In Confidence, you’ll learn how to quiet that Inner Critic. This chapter is chock-full of suggestions and how to break down the messages we get from the outer world as well as the harmful messages that might be playing in the inner world of our minds.

3. Regulating

The rates of depression and anxiety continue to rise year over year.

If anxiety, anger, chronic unrest, sticking to goals, or struggling with deep connection plague you, jump to this section which includes Calm, Motivation, and Intimacy.

We are now living in a world that is more distracted and anxious, more disconnected and less attached to pursuing (and finishing) the goals that we want because of sheer overwhelm and exhaustion. The rates of depression and anxiety (and the use of medications for the symptoms) continue to rise year over year . . . and it’s affecting age groups from elementary school kids to the elderly.

But there are solutions and steps you can take to reprogram your brain and, ultimately, enjoy life so much more. Here’s where you can explore meditation, relaxation, controlling reactions by learning how to use a different part of your brain than the “fight of fleet” first reaction, and learn how to be assertive without being angry.

You’ll also learn how the dopamine centers of the brain work and how to stay on course with a desired goal or outcome while still enjoying the process and the pleasures on the journey without the stress of “wanting”. In Intimacy, concepts like empathy, kindness, and focusing on our own actions and values are explored as they relate to others and having deeper and more satisfying relationships.

4. Relating

On the last day of your life, can you look back and know that you put in all your effort . . . even if you didn’t reach all the goals?

The fourth, and final, principle, is all about relating. Everything comes full circle here in the chapters on Courage, Aspiration, and Generosity. I love, love, love the chapter on courage. This is all about boundaries, knowing your values, and sticking up for yourself.

In Aspiration, you get to explore your dreams and your purpose in love, work, and play. We are reminded here to “use the time you have”, and nothing could be more true. Seriously. What do you want people to say about you when you’re gone? How do you want to be remembered? And, my most important question, “On the last day of your life, can you look back and know that you put in all your effort . . . even if you didn’t reach all the goals?”
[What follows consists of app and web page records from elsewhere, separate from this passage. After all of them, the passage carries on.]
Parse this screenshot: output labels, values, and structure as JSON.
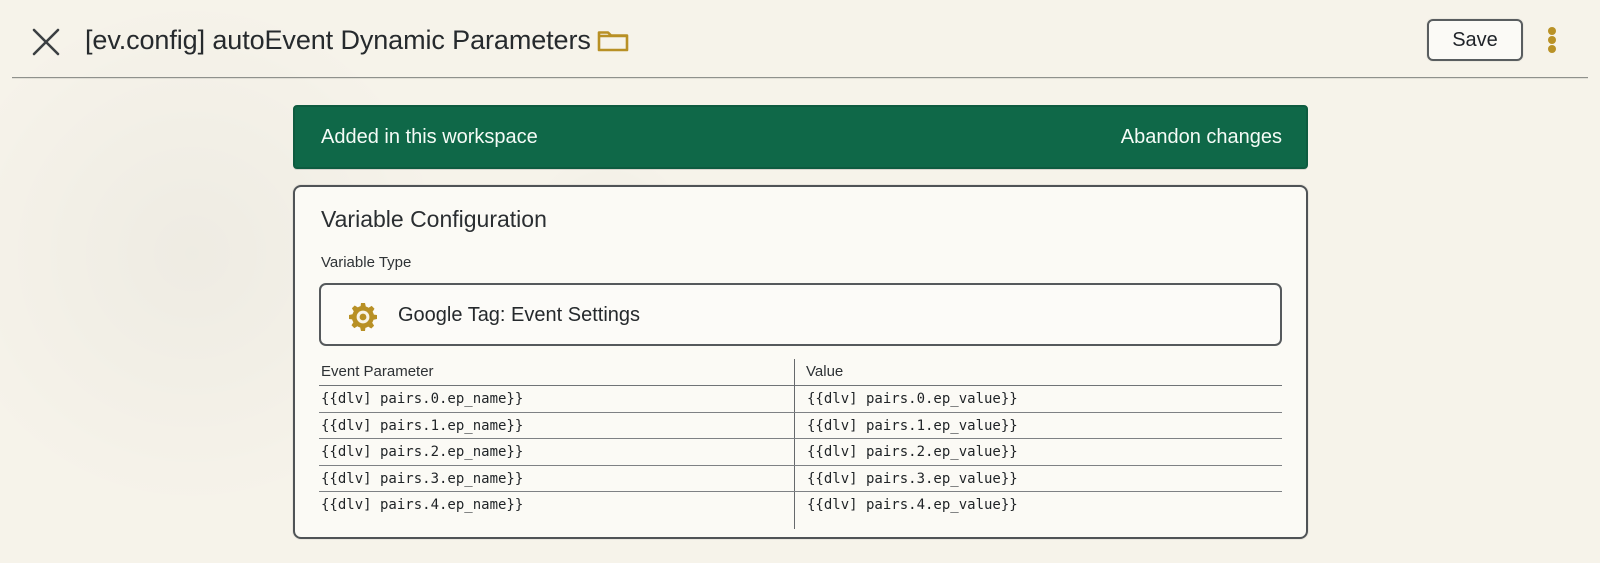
{
  "header": {
    "title": "[ev.config] autoEvent Dynamic Parameters",
    "save_label": "Save",
    "icons": {
      "close": "close-icon",
      "folder": "folder-icon",
      "more": "more-vertical-icon"
    }
  },
  "workspace_banner": {
    "text": "Added in this workspace",
    "action_label": "Abandon changes"
  },
  "configuration": {
    "title": "Variable Configuration",
    "variable_type_label": "Variable Type",
    "variable_type_value": "Google Tag: Event Settings",
    "variable_type_icon": "gear-icon",
    "table": {
      "headers": [
        "Event Parameter",
        "Value"
      ],
      "rows": [
        {
          "parameter": "{{dlv] pairs.0.ep_name}}",
          "value": "{{dlv] pairs.0.ep_value}}"
        },
        {
          "parameter": "{{dlv] pairs.1.ep_name}}",
          "value": "{{dlv] pairs.1.ep_value}}"
        },
        {
          "parameter": "{{dlv] pairs.2.ep_name}}",
          "value": "{{dlv] pairs.2.ep_value}}"
        },
        {
          "parameter": "{{dlv] pairs.3.ep_name}}",
          "value": "{{dlv] pairs.3.ep_value}}"
        },
        {
          "parameter": "{{dlv] pairs.4.ep_name}}",
          "value": "{{dlv] pairs.4.ep_value}}"
        }
      ]
    }
  },
  "colors": {
    "background": "#f6f3ea",
    "banner_green": "#0f6848",
    "accent_gold": "#b99227",
    "outline": "#4f5356"
  }
}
The book concludes with Generosity. A pretty good place to finish, in my opinion. I love that the take here on generosity means all of us. It means not dividing the world into groups of “us” and “them”. It means seeing every human being as a whole person. It means forgiving, and also that forgiving doesn’t mean that you have to like the people who wronged you. You might even be taking action against them. Forgiveness is really about letting go of hostility and resentment. Forgiving is also about forgiving yourself.

The Art of MORE

Often I talk or write about Live More, Be More, and Do More. As I was reading this book (and subsequently the book you will see in the December book circle), I really had to ponder what I meant by these words and if I am sending the right message.

Dr. Hanson ends this book with this statement in the final paragraph:

“As you grow more, you give more.”

This is what I want to always convey when I talk about “more”. More isn’t about more stuff, more goals, more agendas, and more relentless or mindless pushing and aspiring.

More is about learning more so that you can be better, do better, and live better. More is about living a life by design, not default. More is about more resilience, more compassion, more courage, and more joy. More is about doing more of the stuff that empowers and strengthens you . . . and less of the stuff that drains you and takes away from your life.

The best way to get there is to read, learn, sign up for courses, explore the world, and explore yourself and those around you. There is a way to grow your mind, nurture your body, and navigate through life with more joy. So keep reading and learning, my beautiful friend. The world needs you to lean into your best self.

Sending love and support your way.

You can find this book on Amazon or your favorite bookseller.